But we need not have recourse to illustrious persons to think of how many people have been touched in their depths of their soul listening to sacred music; and of how many more have felt themselves newly drawn to God by the beauty of liturgical music like Claudel. And, here dear friends, you have an important role: work to improve the quality of liturgical song with being afraid to recover and value the great musical tradition of the Church, which has in Gregorian Chant and polyphony two of its highest expressions, as Vatican II itself states (cf. “Sacrosanctum Concilium,” 116). And I would like to stress that the active participation of the whole people of God in the liturgy does not consist only in speaking, but in listening, in welcoming the Word with the senses and the spirit, and this holds also for sacred music. You, who have the gift of song can make the heart of many people sing in liturgical celebrations.

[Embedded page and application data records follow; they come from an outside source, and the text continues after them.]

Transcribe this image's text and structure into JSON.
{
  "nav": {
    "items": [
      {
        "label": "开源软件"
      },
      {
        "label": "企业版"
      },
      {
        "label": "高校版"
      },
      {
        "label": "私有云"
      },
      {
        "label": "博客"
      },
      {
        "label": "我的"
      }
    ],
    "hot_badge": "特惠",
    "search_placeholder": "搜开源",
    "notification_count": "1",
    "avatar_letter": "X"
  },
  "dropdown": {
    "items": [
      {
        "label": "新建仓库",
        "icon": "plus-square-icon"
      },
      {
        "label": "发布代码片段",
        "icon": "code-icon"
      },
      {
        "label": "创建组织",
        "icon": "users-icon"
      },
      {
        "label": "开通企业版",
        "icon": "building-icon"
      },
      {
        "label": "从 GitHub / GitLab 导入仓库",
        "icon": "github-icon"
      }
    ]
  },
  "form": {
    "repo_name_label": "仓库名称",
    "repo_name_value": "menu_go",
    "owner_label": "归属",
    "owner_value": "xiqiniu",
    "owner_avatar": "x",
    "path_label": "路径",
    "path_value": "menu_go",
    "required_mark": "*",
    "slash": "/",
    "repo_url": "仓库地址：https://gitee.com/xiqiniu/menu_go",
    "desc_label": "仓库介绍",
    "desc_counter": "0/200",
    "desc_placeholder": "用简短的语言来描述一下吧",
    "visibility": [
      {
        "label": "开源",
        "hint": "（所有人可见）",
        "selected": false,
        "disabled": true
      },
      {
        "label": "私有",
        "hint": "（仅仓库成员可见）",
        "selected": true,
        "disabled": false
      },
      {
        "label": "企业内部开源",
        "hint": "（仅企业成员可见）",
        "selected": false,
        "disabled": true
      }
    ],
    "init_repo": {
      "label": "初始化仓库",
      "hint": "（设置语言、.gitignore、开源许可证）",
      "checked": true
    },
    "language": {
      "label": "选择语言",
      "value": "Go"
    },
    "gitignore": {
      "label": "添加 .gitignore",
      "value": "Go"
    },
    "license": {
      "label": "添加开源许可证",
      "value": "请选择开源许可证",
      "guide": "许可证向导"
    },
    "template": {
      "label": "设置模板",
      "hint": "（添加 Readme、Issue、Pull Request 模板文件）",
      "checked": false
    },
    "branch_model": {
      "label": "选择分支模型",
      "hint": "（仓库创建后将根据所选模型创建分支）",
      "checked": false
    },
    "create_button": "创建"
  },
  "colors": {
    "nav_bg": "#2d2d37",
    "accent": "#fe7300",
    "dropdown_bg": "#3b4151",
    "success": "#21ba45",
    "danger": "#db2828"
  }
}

Dear friends, it is my wish that in Italy liturgical music will ascend ever higher to worthily praise the Lord and to show how the Church is the place in which beauty is at home. Thanks once again to all of you for this meeting! Thank you.